# Task description
Keep the pictures out, please, and set down every record exactly.

# Input data
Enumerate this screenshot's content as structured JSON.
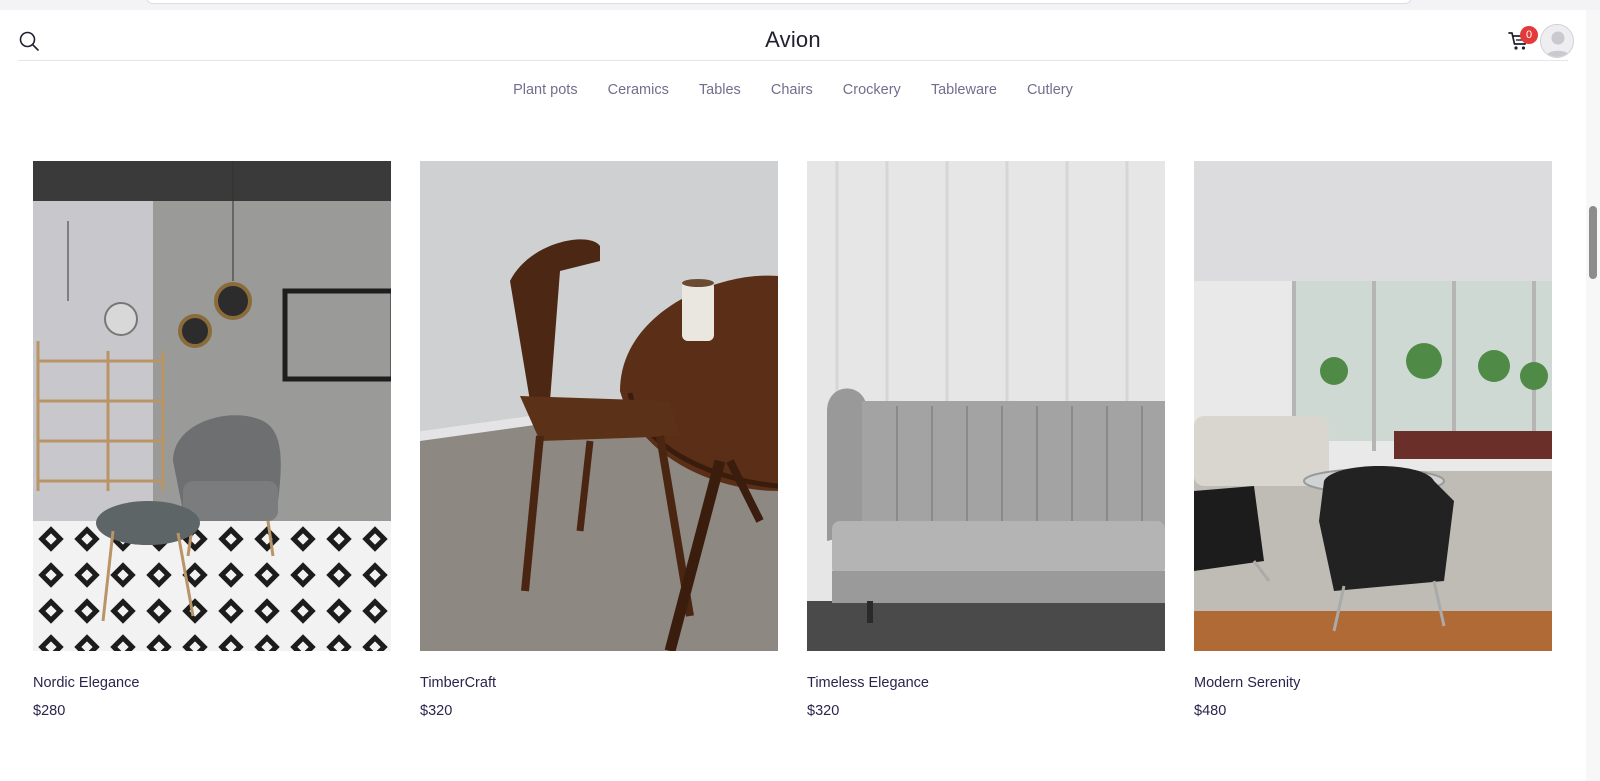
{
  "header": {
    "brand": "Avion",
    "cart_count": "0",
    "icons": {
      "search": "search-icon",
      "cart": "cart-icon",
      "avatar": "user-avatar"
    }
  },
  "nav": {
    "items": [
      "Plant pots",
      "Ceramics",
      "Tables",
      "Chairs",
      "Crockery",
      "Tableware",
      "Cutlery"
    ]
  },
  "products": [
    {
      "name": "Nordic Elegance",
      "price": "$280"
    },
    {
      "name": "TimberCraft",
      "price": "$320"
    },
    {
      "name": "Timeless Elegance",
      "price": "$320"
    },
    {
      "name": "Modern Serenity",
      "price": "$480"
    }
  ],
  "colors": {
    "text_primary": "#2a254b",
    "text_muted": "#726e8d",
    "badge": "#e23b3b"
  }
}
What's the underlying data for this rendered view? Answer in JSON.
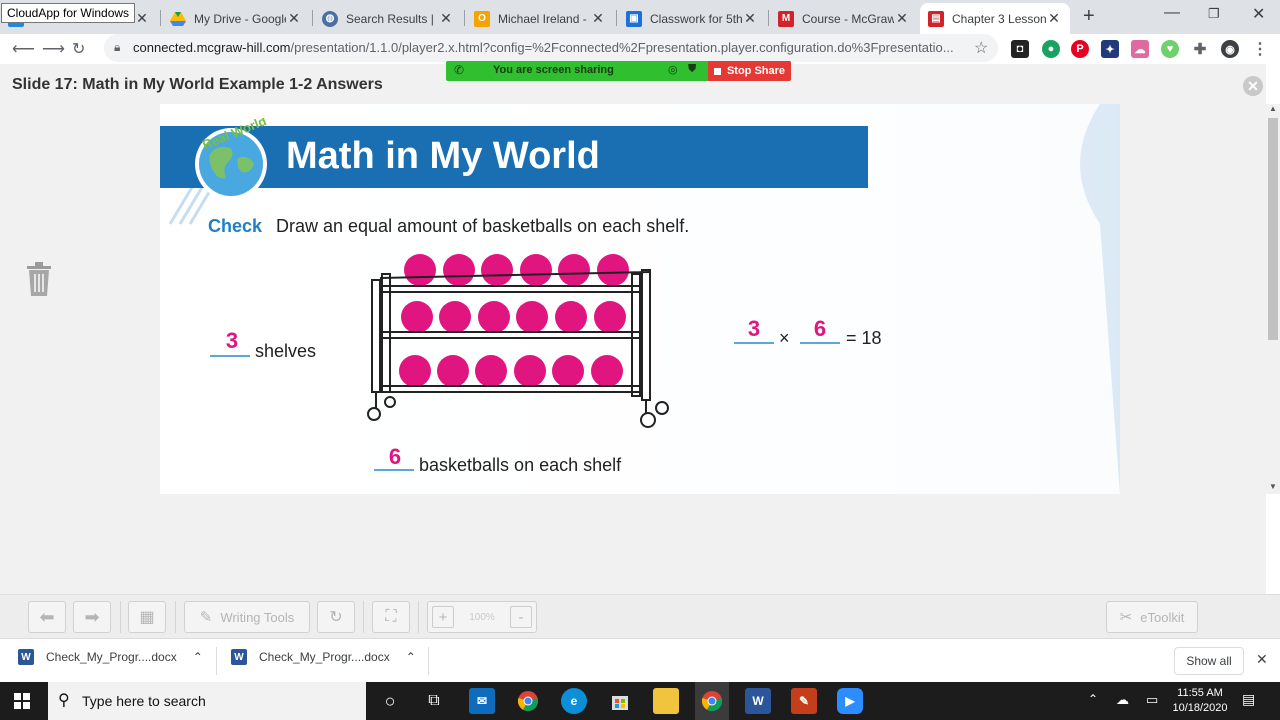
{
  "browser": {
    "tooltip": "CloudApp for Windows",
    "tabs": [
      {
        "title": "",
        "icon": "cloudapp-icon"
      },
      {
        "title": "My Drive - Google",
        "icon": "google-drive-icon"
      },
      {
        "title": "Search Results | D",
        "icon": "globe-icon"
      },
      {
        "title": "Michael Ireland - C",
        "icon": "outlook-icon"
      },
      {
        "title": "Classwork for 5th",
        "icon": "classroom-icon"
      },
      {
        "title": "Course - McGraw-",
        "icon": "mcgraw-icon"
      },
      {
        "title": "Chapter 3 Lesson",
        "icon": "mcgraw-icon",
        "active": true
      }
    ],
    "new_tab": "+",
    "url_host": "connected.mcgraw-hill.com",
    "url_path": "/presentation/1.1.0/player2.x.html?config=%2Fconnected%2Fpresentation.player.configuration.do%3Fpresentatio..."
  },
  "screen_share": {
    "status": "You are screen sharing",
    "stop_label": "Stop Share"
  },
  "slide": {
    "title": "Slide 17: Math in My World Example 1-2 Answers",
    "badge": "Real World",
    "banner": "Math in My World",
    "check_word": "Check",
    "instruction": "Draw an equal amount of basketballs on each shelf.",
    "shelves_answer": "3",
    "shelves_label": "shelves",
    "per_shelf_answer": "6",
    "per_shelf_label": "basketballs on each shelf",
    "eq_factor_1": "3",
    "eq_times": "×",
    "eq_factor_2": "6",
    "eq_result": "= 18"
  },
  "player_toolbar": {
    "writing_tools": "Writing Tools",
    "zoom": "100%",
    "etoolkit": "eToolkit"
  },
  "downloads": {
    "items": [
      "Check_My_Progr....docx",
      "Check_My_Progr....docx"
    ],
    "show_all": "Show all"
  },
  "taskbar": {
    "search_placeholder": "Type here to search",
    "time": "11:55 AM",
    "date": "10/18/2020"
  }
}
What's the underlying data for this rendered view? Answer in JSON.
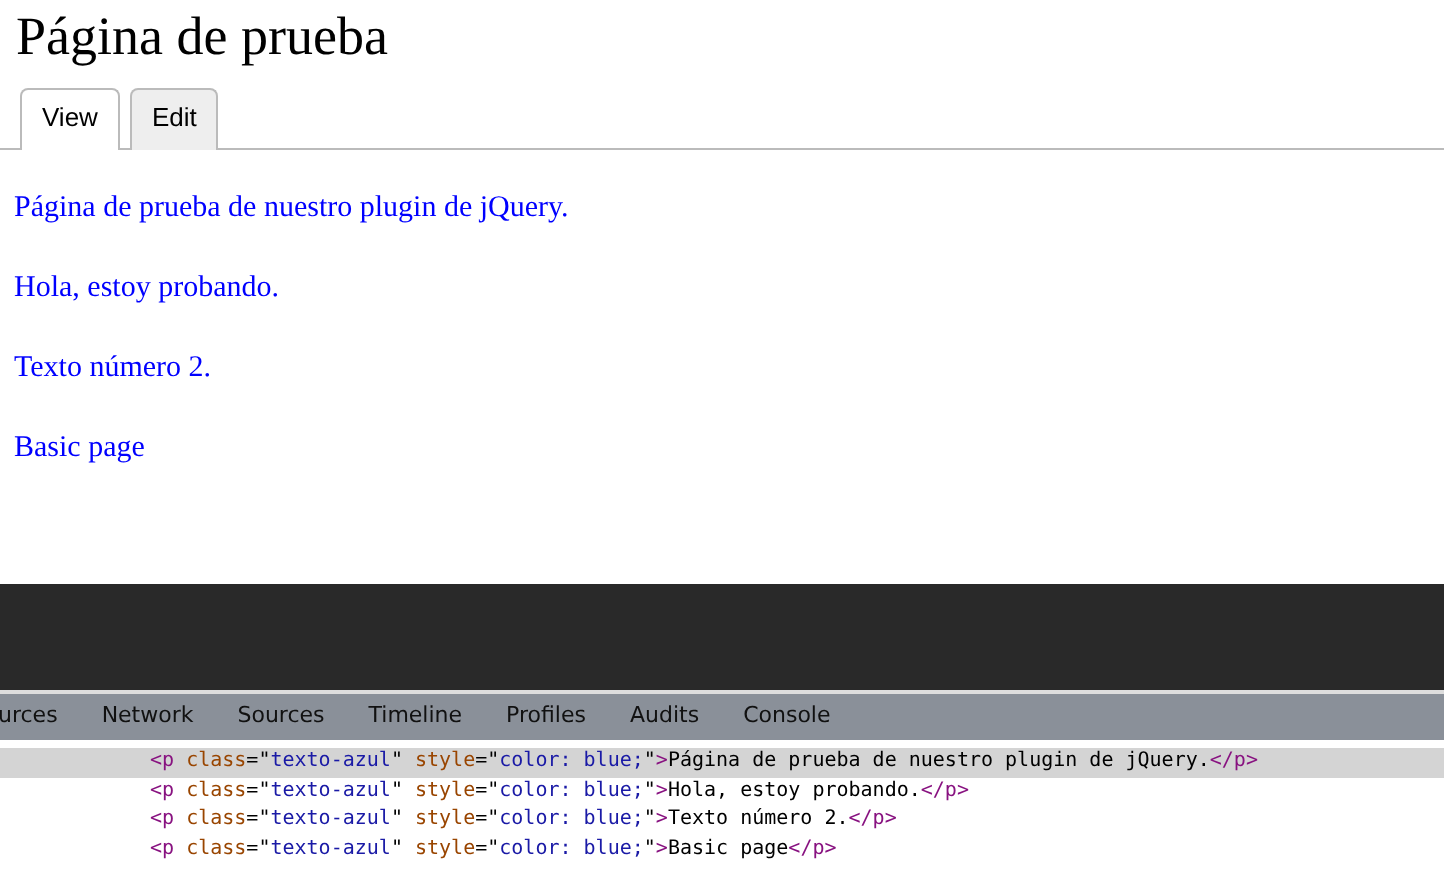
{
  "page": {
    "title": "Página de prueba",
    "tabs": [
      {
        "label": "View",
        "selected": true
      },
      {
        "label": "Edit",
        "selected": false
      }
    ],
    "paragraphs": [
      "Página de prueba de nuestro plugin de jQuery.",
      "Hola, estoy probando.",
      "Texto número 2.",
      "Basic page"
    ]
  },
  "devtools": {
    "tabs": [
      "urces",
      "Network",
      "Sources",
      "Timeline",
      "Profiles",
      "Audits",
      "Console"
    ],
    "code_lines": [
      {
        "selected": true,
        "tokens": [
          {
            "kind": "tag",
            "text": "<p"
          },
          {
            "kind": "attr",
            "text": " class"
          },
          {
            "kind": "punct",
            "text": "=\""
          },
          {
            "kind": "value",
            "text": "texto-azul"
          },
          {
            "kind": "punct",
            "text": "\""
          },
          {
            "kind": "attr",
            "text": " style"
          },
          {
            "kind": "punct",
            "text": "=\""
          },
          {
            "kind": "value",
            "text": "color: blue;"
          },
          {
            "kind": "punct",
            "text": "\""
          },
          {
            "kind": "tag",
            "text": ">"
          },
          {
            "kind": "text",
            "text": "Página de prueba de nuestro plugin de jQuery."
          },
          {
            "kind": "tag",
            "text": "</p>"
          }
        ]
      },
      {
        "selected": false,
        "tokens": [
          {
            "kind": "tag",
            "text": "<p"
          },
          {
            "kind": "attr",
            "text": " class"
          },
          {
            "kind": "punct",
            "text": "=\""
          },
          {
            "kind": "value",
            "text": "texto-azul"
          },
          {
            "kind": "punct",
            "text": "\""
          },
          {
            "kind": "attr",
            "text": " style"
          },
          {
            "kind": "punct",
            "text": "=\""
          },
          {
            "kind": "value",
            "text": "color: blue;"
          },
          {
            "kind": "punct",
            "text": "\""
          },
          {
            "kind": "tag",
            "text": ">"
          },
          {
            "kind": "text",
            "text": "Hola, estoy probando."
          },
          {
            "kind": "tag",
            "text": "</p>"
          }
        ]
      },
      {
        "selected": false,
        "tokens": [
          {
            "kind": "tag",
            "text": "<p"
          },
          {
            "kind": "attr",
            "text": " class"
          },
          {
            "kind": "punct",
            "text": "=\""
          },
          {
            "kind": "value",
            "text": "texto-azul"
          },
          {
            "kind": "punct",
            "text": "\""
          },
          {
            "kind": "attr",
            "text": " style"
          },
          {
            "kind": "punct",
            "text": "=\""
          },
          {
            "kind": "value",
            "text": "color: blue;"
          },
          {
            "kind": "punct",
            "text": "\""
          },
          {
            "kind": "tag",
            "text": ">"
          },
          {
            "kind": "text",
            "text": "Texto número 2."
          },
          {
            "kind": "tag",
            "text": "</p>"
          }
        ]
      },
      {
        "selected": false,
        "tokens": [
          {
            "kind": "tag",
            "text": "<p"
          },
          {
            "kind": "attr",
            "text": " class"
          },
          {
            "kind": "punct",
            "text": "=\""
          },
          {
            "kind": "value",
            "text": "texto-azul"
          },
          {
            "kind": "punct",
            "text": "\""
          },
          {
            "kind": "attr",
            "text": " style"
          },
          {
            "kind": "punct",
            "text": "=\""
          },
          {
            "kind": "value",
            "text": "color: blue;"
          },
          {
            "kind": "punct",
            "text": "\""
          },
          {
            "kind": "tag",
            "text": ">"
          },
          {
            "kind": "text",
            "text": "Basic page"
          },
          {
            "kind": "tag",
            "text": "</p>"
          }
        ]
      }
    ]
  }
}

# Output below
Enumerate this screenshot's content as structured JSON.
{
  "header": {
    "brand": "Avion",
    "cart_count": "0",
    "icons": {
      "search": "search-icon",
      "cart": "cart-icon",
      "avatar": "user-avatar"
    }
  },
  "nav": {
    "items": [
      "Plant pots",
      "Ceramics",
      "Tables",
      "Chairs",
      "Crockery",
      "Tableware",
      "Cutlery"
    ]
  },
  "products": [
    {
      "name": "Nordic Elegance",
      "price": "$280"
    },
    {
      "name": "TimberCraft",
      "price": "$320"
    },
    {
      "name": "Timeless Elegance",
      "price": "$320"
    },
    {
      "name": "Modern Serenity",
      "price": "$480"
    }
  ],
  "colors": {
    "text_primary": "#2a254b",
    "text_muted": "#726e8d",
    "badge": "#e23b3b"
  }
}
What's the underlying data for this rendered view? Answer in JSON.
{
  "browser": {
    "tooltip": "CloudApp for Windows",
    "tabs": [
      {
        "title": "",
        "icon": "cloudapp-icon"
      },
      {
        "title": "My Drive - Google",
        "icon": "google-drive-icon"
      },
      {
        "title": "Search Results | D",
        "icon": "globe-icon"
      },
      {
        "title": "Michael Ireland - C",
        "icon": "outlook-icon"
      },
      {
        "title": "Classwork for 5th",
        "icon": "classroom-icon"
      },
      {
        "title": "Course - McGraw-",
        "icon": "mcgraw-icon"
      },
      {
        "title": "Chapter 3 Lesson",
        "icon": "mcgraw-icon",
        "active": true
      }
    ],
    "new_tab": "+",
    "url_host": "connected.mcgraw-hill.com",
    "url_path": "/presentation/1.1.0/player2.x.html?config=%2Fconnected%2Fpresentation.player.configuration.do%3Fpresentatio..."
  },
  "screen_share": {
    "status": "You are screen sharing",
    "stop_label": "Stop Share"
  },
  "slide": {
    "title": "Slide 17: Math in My World Example 1-2 Answers",
    "badge": "Real World",
    "banner": "Math in My World",
    "check_word": "Check",
    "instruction": "Draw an equal amount of basketballs on each shelf.",
    "shelves_answer": "3",
    "shelves_label": "shelves",
    "per_shelf_answer": "6",
    "per_shelf_label": "basketballs on each shelf",
    "eq_factor_1": "3",
    "eq_times": "×",
    "eq_factor_2": "6",
    "eq_result": "= 18"
  },
  "player_toolbar": {
    "writing_tools": "Writing Tools",
    "zoom": "100%",
    "etoolkit": "eToolkit"
  },
  "downloads": {
    "items": [
      "Check_My_Progr....docx",
      "Check_My_Progr....docx"
    ],
    "show_all": "Show all"
  },
  "taskbar": {
    "search_placeholder": "Type here to search",
    "time": "11:55 AM",
    "date": "10/18/2020"
  }
}
What's the underlying data for this rendered view? Answer in JSON.
{
  "page": {
    "title": "Página de prueba",
    "tabs": [
      {
        "label": "View",
        "selected": true
      },
      {
        "label": "Edit",
        "selected": false
      }
    ],
    "paragraphs": [
      "Página de prueba de nuestro plugin de jQuery.",
      "Hola, estoy probando.",
      "Texto número 2.",
      "Basic page"
    ]
  },
  "devtools": {
    "tabs": [
      "urces",
      "Network",
      "Sources",
      "Timeline",
      "Profiles",
      "Audits",
      "Console"
    ],
    "code_lines": [
      {
        "selected": true,
        "tokens": [
          {
            "kind": "tag",
            "text": "<p"
          },
          {
            "kind": "attr",
            "text": " class"
          },
          {
            "kind": "punct",
            "text": "=\""
          },
          {
            "kind": "value",
            "text": "texto-azul"
          },
          {
            "kind": "punct",
            "text": "\""
          },
          {
            "kind": "attr",
            "text": " style"
          },
          {
            "kind": "punct",
            "text": "=\""
          },
          {
            "kind": "value",
            "text": "color: blue;"
          },
          {
            "kind": "punct",
            "text": "\""
          },
          {
            "kind": "tag",
            "text": ">"
          },
          {
            "kind": "text",
            "text": "Página de prueba de nuestro plugin de jQuery."
          },
          {
            "kind": "tag",
            "text": "</p>"
          }
        ]
      },
      {
        "selected": false,
        "tokens": [
          {
            "kind": "tag",
            "text": "<p"
          },
          {
            "kind": "attr",
            "text": " class"
          },
          {
            "kind": "punct",
            "text": "=\""
          },
          {
            "kind": "value",
            "text": "texto-azul"
          },
          {
            "kind": "punct",
            "text": "\""
          },
          {
            "kind": "attr",
            "text": " style"
          },
          {
            "kind": "punct",
            "text": "=\""
          },
          {
            "kind": "value",
            "text": "color: blue;"
          },
          {
            "kind": "punct",
            "text": "\""
          },
          {
            "kind": "tag",
            "text": ">"
          },
          {
            "kind": "text",
            "text": "Hola, estoy probando."
          },
          {
            "kind": "tag",
            "text": "</p>"
          }
        ]
      },
      {
        "selected": false,
        "tokens": [
          {
            "kind": "tag",
            "text": "<p"
          },
          {
            "kind": "attr",
            "text": " class"
          },
          {
            "kind": "punct",
            "text": "=\""
          },
          {
            "kind": "value",
            "text": "texto-azul"
          },
          {
            "kind": "punct",
            "text": "\""
          },
          {
            "kind": "attr",
            "text": " style"
          },
          {
            "kind": "punct",
            "text": "=\""
          },
          {
            "kind": "value",
            "text": "color: blue;"
          },
          {
            "kind": "punct",
            "text": "\""
          },
          {
            "kind": "tag",
            "text": ">"
          },
          {
            "kind": "text",
            "text": "Texto número 2."
          },
          {
            "kind": "tag",
            "text": "</p>"
          }
        ]
      },
      {
        "selected": false,
        "tokens": [
          {
            "kind": "tag",
            "text": "<p"
          },
          {
            "kind": "attr",
            "text": " class"
          },
          {
            "kind": "punct",
            "text": "=\""
          },
          {
            "kind": "value",
            "text": "texto-azul"
          },
          {
            "kind": "punct",
            "text": "\""
          },
          {
            "kind": "attr",
            "text": " style"
          },
          {
            "kind": "punct",
            "text": "=\""
          },
          {
            "kind": "value",
            "text": "color: blue;"
          },
          {
            "kind": "punct",
            "text": "\""
          },
          {
            "kind": "tag",
            "text": ">"
          },
          {
            "kind": "text",
            "text": "Basic page"
          },
          {
            "kind": "tag",
            "text": "</p>"
          }
        ]
      }
    ]
  }
}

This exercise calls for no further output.